In Lab1, we learned how to obtain a ticket or authenticate, and got familiarized ourselves with the basics of REST call. In this lab, we retrieve a list of issues in a project. We then create a new issue.

To achieve this, we use the following services:

  • /api/login (same as in the Lab1)
  • /fieldapi/admin/v1/project_names 
  • /fieldapi/issues/v1/list
  • /fieldapi/issues/v1/create 

Continue reading “Lab2 Field API Intro”

Lab1 Hello Field World

(This is a continuation from the previous post: Field API Intro Labs Overview.)

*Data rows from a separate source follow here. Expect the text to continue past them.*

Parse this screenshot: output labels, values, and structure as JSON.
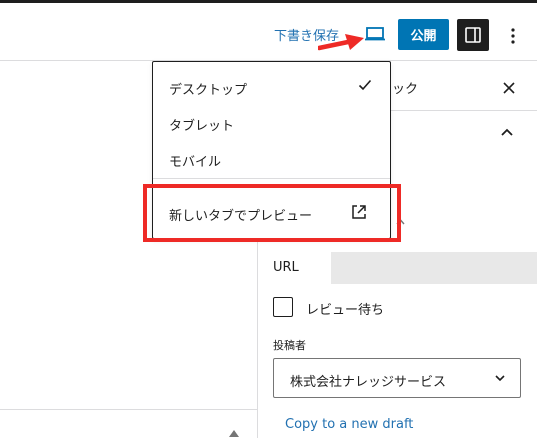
{
  "toolbar": {
    "save_draft_label": "下書き保存",
    "publish_label": "公開",
    "preview_icon": "desktop-icon",
    "settings_icon": "sidebar-toggle-icon",
    "more_icon": "more-vertical-icon"
  },
  "preview_menu": {
    "items": [
      {
        "label": "デスクトップ",
        "checked": true
      },
      {
        "label": "タブレット",
        "checked": false
      },
      {
        "label": "モバイル",
        "checked": false
      }
    ],
    "new_tab_label": "新しいタブでプレビュー",
    "new_tab_icon": "external-link-icon"
  },
  "sidebar": {
    "tab_fragment": "ック",
    "url_label": "URL",
    "url_value": "",
    "pending_review_label": "レビュー待ち",
    "pending_review_checked": false,
    "author_label": "投稿者",
    "author_value": "株式会社ナレッジサービス",
    "copy_draft_label": "Copy to a new draft"
  },
  "colors": {
    "accent": "#0075b4",
    "link": "#2271b1",
    "annotation": "#ee2a26",
    "dark": "#1e1e1e"
  }
}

In this lab, we learn the first step into the Field API world and the basic of REST API call. This is a simple Windows Forms application written C#. The Field API service we use in this lab is api/login, which is a call to sign to the Field and obtain an authentication token or ticket, which is used for subsequent calls.

To make REST calls, we use a library called RestSharp. We chose this as the syntax of RestSharp nicely reflects the semantics of REST call and makes it easy to read the code even if you aren’t writing in C#. Please refer to this post about how to include RestSharp library to your project.

Continue reading “Lab1 Hello Field World”

Field API Intro Labs Overview

I have done “Intro Labs” series for some products’ API in the past. Occasionally I was asked if there is a similar one for Field API or planning to make one. So here it is. I’m going to write about the introduction to Field API in the next few posts.

That being said, I should add a disclaimer before I proceed with writing; Field API is still under discussion about its supportability. We don’t have good documentation and samples, yet. For example, there is no comprehensive API samples like SDK Test Harness or Sample Web App for Glue. You will probably find some discrepancy in the current online documentation. (There is some historical reasons that we have the API which supports a certain set of functionalities. But this will be a different discussion.) We hope this will improve as the API matures in future. For the time being, we appreciate your patience.

Continue reading “Field API Intro Labs Overview”